For Second Time, Google Moves to Dismiss YouTube Content Creators’ Discrimination Case

Google LLC and YouTube LLC (together, YouTube) have rebutted allegations made in the plaintiffs’ third amended complaint, arguing that this version is no more viable than the previous one dismissed by the Northern District of California in June. Monday’s motion to dismiss alleges that the plaintiffs have bungled Federal Rule of Civil Procedure 8’s plain statement requirement, have failed to state any claim for relief, and that Section 230 of the Communications Decency Act shields YouTube from liability.

The case was filed in June 2020 by a number content creates of African American, Mexican, and Puerto Rican descent who asserted that YouTube systematically limited their abilities to earn money on the platform in violation of their constitutional and civil rights and trademark and competition laws. They urged that YouTube unfairly flagged their videos for the platform’s “Restricted Mode” not because of qualifying content, but because of the creators’ racial identities or viewpoints. In addition the plaintiffs claimed that YouTube wrongly “demonetized” their videos by preventing advertisements from running on them and removed videos or channels from search results.

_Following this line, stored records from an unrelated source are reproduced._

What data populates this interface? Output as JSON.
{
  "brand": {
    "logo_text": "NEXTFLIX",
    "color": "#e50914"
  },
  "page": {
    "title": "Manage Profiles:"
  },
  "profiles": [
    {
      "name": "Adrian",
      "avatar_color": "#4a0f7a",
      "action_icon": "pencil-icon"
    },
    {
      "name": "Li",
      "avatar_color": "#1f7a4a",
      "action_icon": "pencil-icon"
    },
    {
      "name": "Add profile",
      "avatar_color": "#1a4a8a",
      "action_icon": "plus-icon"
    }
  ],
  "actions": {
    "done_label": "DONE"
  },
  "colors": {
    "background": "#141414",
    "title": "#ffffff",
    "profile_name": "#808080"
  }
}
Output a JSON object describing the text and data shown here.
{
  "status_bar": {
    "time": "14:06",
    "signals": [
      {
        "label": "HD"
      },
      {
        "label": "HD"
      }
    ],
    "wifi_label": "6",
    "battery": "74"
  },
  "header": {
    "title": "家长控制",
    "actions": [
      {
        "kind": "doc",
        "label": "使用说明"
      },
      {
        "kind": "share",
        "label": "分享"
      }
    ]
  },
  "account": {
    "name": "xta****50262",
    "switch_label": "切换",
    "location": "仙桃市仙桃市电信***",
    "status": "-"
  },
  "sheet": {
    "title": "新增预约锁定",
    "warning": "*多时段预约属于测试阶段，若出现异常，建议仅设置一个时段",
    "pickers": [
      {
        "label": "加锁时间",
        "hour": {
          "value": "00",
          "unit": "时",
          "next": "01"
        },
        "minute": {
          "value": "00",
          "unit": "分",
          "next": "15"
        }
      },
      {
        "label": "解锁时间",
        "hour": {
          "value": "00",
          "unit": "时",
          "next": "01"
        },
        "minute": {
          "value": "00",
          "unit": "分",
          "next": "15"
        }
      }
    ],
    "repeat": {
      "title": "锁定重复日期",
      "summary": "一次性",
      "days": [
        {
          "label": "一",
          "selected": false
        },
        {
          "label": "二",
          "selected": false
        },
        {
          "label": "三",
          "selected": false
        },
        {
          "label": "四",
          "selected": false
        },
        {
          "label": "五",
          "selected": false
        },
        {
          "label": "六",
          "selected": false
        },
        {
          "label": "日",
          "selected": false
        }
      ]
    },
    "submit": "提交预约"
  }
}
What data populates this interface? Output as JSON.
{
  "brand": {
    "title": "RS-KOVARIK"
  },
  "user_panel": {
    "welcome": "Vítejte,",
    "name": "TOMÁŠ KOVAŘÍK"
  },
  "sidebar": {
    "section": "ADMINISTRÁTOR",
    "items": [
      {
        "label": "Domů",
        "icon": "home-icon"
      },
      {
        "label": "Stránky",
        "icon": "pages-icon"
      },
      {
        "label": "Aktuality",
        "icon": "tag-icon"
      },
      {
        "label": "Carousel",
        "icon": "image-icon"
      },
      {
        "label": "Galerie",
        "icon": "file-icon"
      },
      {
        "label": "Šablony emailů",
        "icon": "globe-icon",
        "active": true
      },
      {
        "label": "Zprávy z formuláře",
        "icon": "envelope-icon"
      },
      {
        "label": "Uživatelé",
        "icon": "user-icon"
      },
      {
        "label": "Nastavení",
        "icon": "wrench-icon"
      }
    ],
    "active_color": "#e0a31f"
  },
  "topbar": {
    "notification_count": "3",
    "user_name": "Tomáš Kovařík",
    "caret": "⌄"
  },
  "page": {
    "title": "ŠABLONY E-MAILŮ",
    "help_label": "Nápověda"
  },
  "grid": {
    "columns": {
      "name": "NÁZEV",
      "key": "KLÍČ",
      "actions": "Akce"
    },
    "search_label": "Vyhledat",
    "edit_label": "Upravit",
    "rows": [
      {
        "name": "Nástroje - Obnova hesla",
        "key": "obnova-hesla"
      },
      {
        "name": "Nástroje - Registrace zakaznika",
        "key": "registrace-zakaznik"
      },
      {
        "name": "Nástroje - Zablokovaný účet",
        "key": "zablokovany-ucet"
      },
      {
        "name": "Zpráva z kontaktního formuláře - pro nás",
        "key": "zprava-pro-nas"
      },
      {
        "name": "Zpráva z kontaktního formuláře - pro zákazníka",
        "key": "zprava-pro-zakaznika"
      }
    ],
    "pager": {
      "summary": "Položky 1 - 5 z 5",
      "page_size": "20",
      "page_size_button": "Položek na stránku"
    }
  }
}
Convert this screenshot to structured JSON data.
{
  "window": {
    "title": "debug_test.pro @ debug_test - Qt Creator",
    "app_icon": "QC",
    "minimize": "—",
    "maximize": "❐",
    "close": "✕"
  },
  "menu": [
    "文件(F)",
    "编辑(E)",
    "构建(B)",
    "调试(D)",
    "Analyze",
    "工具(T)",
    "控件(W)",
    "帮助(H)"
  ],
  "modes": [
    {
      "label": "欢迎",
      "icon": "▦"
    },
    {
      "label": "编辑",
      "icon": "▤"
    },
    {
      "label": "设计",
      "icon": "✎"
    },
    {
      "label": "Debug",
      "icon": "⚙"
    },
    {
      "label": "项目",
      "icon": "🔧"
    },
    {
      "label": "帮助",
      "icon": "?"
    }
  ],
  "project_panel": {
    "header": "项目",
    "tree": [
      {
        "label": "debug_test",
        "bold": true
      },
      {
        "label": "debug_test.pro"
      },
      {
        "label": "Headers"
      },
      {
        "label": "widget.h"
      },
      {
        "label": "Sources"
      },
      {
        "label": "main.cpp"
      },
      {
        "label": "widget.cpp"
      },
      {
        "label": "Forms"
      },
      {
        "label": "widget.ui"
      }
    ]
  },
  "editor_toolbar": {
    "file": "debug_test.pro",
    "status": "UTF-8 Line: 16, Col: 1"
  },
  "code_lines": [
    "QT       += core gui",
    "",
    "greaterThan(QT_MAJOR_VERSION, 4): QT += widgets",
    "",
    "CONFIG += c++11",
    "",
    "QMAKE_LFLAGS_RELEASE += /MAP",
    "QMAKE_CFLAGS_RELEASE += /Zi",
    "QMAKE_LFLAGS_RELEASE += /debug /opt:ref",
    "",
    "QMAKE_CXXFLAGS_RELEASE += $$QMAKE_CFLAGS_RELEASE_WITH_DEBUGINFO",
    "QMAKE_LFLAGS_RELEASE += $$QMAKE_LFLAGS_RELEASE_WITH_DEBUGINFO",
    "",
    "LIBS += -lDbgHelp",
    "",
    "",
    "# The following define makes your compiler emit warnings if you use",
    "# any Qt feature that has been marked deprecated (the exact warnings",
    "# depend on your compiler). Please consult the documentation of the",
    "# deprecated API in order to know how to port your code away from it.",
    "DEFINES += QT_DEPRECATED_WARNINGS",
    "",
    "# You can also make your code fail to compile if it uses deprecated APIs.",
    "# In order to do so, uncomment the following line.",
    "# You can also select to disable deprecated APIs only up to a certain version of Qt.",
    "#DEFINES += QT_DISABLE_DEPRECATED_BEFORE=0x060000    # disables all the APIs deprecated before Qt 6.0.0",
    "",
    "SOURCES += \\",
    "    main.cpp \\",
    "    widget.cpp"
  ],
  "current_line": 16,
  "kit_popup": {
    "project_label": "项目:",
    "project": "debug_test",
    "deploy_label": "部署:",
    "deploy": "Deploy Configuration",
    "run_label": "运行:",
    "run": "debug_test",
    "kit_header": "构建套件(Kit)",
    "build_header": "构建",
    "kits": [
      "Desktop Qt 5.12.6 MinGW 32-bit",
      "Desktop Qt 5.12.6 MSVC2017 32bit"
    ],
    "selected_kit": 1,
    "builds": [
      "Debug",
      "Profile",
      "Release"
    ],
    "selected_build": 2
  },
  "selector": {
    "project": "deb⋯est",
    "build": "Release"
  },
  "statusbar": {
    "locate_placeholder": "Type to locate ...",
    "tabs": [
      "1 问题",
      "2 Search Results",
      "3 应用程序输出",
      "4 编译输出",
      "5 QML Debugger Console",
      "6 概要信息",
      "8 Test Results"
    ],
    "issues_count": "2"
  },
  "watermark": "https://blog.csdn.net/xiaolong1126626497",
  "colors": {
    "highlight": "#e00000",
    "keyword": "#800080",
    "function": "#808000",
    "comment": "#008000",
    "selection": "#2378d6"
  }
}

The dismissal order issued this summer found the pleading deficient for want of facts plausibly suggesting that the plaintiffs were the target of intentional and purposeful racial discrimination, false advertising, or unconstitutional state action. Now, YouTube contends that the plaintiffs’ fourth pleading attempt “makes only token efforts to address the serious deficiencies that this Court identified in dismissing their prior complaint.”

The filing asserts that the operative complaint confuses rather than clarifies the plaintiffs’ claims with “over a hundred paragraphs of rhetoric and thousands of pages of largely irrelevant material.” Under Rule 8, the court is well within its right to toss the lawsuit, as other courts have done when faced with similarly conclusory rhetoric offered to support discrimination claims, the filing says.

The motion then explains why each of the plaintiffs’ seven state and federal law causes of action fail to state a claim upon which relief can be granted. For example, as to the plaintiffs’ intentional discrimination claim, YouTube references the court’s prior order allegedly granting leave to amend for the plaintiffs to provide more clarity about admissions made on part of the defendants regarding intentional racial bias.

The plaintiffs have done the opposite, YouTube argues, contending that the operative pleading merely reiterates the basic allegations found lacking in the previous version, “only with more words, new metaphors (‘digital ghettoes’), and less clarity.” It is now obvious that the plaintiffs have not alleged and cannot allege facts showing intentional discrimination, the motion says.

This time, YouTube requests that the court dismiss the case with prejudice. The plaintiffs’ opposition is due November 22.

The content creators are represented by Browne George Ross O’Brien Annaguey & Ellis and Google and YouTube by Wilson Sonsini Goodrich & Rosati.